Note on Projects

A major part of this course is projects, generally group projects, though they can be individual. You will get more details but in your project you will apply at least three of the methods covered in this course to a hypothetical or (preferably) a real world system, service, or product either in existence or under design or development.

Projects for this course may be combined with projects in other courses. For example, when this course was taught in the spring, often one or more members of a final project team would be taking this course and would be responsible for needs assessment and/or evaluation for the larger project. Many iSchool courses (and others on campus) require design projects of some sort; many (but not all) of those projects would be suitable for combination with your 214 project.

If you wish to combine your I214 project with one for another course, you must:

This is, of course, not a way to do less work across two courses; but it can be an excellent way to do a more comprehensive project, and to integrate what you're learning. It's also often beneficial for the students on the project who are not in 214, who learn about some of the content of 214 through you.

Possible Projects

Students are free to develop their own projects, but we also have had contact with some groups that have a need for assistance from the kinds of projects that we do in this course.

Engineering Pathway

Engineering Pathway is a major NSF-funded project of the UC and other organizations aimed at creating access to high-quality teaching and learning resources in engineering for both K-12 and university level education.

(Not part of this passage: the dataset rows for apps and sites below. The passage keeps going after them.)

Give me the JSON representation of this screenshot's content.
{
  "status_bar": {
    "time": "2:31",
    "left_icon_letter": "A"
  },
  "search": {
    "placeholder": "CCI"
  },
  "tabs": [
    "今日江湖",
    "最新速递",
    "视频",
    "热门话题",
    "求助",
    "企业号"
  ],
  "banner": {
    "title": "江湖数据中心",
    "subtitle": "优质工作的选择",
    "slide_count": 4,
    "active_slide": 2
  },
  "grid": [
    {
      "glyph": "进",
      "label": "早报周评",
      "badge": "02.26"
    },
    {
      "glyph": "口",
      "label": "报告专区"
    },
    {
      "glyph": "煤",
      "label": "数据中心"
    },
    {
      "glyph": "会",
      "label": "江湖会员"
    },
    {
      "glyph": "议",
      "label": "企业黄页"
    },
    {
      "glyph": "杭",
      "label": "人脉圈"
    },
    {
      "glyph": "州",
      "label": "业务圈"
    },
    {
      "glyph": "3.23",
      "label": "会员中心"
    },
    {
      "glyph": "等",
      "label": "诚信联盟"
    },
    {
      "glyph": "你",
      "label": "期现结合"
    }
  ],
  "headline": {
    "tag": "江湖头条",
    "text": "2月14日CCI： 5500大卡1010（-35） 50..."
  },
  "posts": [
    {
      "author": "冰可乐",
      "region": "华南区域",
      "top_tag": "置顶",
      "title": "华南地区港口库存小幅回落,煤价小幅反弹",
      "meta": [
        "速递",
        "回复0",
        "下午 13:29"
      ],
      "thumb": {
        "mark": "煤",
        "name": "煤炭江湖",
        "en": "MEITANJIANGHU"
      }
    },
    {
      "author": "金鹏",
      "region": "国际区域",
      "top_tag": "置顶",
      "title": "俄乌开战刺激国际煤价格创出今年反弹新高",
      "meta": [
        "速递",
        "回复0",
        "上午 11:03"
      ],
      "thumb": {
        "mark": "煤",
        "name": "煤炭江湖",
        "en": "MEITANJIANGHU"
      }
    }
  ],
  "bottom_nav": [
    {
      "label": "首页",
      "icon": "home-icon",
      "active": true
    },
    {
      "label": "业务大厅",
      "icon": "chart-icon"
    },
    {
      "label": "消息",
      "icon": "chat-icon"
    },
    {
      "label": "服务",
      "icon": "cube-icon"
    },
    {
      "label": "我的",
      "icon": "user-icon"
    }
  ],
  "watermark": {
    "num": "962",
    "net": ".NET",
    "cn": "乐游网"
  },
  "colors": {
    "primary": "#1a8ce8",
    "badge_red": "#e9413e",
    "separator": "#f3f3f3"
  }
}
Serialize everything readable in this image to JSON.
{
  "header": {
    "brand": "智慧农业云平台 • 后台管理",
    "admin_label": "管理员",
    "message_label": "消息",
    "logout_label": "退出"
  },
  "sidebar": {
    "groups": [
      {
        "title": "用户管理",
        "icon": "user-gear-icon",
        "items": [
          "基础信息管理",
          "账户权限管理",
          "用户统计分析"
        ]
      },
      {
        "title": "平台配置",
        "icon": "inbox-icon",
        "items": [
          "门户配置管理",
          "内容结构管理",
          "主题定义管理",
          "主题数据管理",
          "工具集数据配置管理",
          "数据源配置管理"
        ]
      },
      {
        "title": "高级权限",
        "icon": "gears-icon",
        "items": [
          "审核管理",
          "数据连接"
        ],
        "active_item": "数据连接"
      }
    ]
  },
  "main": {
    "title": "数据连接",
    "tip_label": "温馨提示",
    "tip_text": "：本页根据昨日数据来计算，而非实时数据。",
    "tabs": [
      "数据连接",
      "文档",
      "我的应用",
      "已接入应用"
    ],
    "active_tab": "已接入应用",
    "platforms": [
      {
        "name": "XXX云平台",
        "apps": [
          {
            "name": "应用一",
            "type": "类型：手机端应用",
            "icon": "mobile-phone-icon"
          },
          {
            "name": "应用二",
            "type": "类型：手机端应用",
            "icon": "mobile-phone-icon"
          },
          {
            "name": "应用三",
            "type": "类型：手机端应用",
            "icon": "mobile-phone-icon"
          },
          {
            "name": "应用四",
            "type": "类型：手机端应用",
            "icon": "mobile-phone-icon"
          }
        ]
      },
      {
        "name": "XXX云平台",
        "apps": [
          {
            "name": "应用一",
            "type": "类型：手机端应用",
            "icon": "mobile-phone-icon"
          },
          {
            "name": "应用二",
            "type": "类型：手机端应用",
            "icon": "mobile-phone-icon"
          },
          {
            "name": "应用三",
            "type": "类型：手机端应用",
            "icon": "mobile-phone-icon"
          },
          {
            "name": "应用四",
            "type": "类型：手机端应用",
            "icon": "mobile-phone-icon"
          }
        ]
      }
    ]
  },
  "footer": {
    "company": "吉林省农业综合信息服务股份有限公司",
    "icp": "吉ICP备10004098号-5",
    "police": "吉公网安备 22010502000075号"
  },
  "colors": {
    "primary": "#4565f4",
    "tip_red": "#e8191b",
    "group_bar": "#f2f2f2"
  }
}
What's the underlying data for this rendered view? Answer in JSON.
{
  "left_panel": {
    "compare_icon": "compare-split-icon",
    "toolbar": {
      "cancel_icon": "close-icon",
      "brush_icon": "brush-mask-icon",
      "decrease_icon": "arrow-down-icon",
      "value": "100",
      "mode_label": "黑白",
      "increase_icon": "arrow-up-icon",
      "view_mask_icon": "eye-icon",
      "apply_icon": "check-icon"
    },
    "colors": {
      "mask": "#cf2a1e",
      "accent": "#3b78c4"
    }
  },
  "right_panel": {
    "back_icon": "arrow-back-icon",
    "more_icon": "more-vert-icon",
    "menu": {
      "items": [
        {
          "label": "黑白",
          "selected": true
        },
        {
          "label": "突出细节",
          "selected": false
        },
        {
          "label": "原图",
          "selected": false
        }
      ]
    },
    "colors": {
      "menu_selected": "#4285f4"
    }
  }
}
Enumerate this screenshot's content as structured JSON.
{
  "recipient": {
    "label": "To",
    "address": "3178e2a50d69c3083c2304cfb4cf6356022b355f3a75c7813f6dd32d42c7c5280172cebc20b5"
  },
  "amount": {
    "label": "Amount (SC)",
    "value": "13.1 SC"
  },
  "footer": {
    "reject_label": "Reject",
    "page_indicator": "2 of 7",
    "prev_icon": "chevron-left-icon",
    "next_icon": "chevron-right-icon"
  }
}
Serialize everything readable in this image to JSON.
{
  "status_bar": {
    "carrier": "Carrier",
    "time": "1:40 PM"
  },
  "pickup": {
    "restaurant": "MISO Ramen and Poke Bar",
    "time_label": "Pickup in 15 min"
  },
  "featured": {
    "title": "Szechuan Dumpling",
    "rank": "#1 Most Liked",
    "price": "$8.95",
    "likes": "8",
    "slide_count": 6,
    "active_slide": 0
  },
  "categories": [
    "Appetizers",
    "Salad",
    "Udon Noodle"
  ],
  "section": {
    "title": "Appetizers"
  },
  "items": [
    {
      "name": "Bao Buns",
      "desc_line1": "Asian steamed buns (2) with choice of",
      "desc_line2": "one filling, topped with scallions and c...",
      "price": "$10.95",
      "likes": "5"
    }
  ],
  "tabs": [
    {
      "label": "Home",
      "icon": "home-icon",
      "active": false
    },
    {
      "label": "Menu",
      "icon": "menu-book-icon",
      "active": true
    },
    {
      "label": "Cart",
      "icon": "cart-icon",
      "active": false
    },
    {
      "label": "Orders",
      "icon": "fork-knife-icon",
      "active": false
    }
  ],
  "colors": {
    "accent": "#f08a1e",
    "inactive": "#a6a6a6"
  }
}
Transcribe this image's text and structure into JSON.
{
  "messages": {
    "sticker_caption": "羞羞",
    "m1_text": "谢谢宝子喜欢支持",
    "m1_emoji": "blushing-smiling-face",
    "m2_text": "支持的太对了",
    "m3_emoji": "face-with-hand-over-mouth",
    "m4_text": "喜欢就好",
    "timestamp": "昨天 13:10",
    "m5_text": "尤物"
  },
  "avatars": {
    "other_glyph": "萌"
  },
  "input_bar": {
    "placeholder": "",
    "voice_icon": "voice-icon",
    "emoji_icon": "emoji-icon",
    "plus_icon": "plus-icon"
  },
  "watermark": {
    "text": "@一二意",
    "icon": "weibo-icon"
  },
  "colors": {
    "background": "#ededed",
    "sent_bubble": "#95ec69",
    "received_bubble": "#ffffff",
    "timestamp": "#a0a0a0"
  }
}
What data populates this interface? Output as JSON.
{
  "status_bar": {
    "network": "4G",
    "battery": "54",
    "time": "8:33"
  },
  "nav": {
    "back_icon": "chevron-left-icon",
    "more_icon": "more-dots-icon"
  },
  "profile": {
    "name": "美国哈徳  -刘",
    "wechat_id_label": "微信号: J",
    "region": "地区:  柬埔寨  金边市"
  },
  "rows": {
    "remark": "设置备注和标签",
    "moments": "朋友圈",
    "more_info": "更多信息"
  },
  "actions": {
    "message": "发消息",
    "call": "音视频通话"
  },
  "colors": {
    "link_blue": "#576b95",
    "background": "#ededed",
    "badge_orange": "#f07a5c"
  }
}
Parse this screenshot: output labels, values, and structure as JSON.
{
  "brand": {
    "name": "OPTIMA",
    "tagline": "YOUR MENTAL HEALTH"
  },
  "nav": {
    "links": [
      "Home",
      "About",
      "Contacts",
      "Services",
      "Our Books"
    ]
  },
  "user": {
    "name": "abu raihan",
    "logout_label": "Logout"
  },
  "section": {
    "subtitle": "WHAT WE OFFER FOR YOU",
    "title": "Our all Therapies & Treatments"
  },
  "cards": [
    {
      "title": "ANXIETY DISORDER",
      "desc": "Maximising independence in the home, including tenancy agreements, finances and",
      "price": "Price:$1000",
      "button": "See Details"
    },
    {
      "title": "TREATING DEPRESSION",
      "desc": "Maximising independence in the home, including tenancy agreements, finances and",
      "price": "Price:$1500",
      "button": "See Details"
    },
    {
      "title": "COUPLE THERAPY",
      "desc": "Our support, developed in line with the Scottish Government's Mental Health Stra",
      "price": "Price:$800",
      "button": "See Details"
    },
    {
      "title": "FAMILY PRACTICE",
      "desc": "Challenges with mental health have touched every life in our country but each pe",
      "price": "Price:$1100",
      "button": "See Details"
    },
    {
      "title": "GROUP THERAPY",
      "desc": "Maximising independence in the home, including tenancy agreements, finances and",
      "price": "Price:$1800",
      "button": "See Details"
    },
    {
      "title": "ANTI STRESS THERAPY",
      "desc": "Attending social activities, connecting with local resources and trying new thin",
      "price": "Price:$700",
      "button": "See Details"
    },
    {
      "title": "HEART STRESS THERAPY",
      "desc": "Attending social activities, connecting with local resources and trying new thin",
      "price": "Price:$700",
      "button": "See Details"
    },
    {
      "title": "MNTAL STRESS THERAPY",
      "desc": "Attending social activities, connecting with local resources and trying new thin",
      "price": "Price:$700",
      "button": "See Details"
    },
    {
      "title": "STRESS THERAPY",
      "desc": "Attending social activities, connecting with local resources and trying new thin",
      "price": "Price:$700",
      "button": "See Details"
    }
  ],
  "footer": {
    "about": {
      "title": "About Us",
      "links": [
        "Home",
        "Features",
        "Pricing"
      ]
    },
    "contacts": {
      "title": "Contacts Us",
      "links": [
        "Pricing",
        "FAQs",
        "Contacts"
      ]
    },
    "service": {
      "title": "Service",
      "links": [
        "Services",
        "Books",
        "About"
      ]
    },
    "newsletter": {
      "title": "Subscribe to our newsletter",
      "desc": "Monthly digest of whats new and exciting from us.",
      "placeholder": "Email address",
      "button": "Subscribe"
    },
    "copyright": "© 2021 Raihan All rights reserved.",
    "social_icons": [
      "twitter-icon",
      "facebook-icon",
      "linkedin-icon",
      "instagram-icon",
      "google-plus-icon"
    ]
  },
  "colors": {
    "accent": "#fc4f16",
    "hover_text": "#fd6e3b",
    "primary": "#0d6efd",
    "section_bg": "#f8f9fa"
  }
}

More details about current plans and the possibilities for a 214 project will be posted. This is an opportunity to be involved in a real project with real-world effects. It's particularly appropriate for students with a background in engineering, but others are welcome as well. The plan is to put together a group of IS214 students to work on user needs and evaluation. There are likely to be 2 to 3 possible projects related to this:

UCB Campus Web Accessibility

A UCB web accessibility group meets regularly to help improve the accessibility of campus web resources. This is a passionately committed group, engaged in a variety of activities. They have asked if we would be interested in working with them. There are a variety of possibilities that would make good projects. Appropriate for anyone with an interest in learning more about web accessibility, and in making a difference here on campus.

Phoebe A. Hearst Museum of Anthropology

A group of iSchool students did a final project last spring called Delphi aimed at developing a web-based browser for access to the Hearst Museum's collection and improving the collection's visibility. A member of last year's project team who took 214 suggested that continuing this work would make a good 214 project. The museum staff is enthusiastic about continuing this project; they have been working on web-based access as a high priority. We will consult further with them about what they need and what's possible.

Public Attitudes toward RFID

A project on campus is interested in assessing public attitudes toward RFID chips in such items as public transit passes. More details soon.

UCB Library Website Revision

The UCB Library, specifically, the Web Advisory Group (WAG), is embarking on a project to redesign our Website. We are just in the beginning planning stages for this redesign.  One thing on our Agenda is a "usability study". 

We would like to make the Library website:

  • more liquid (so it can be resized on various PCs)
  • more streamlined and simplified (so the information most important to our users is at the top level, as much as possible)
  • flexibility within a uniform look and feel (to allow Subject Specialists and Subject Specialty Libraries to design pages which make sense
  • to their unique user groups, but which also have a uniform look and feel so users can consistently find what they are looking for)
  • customizable (we are looking into the various options that would allow our users to customize pages)

One of the challenges of this redesign is comming up with an interface that will work for our "users", which range from the very naive (incoming Freshman undergraduate, who has never used a library before) to the most advanced researcher.

Mari Miller
Library Liaison for the School of Information
Member, Web Advisory Group Doe Library - Rm 212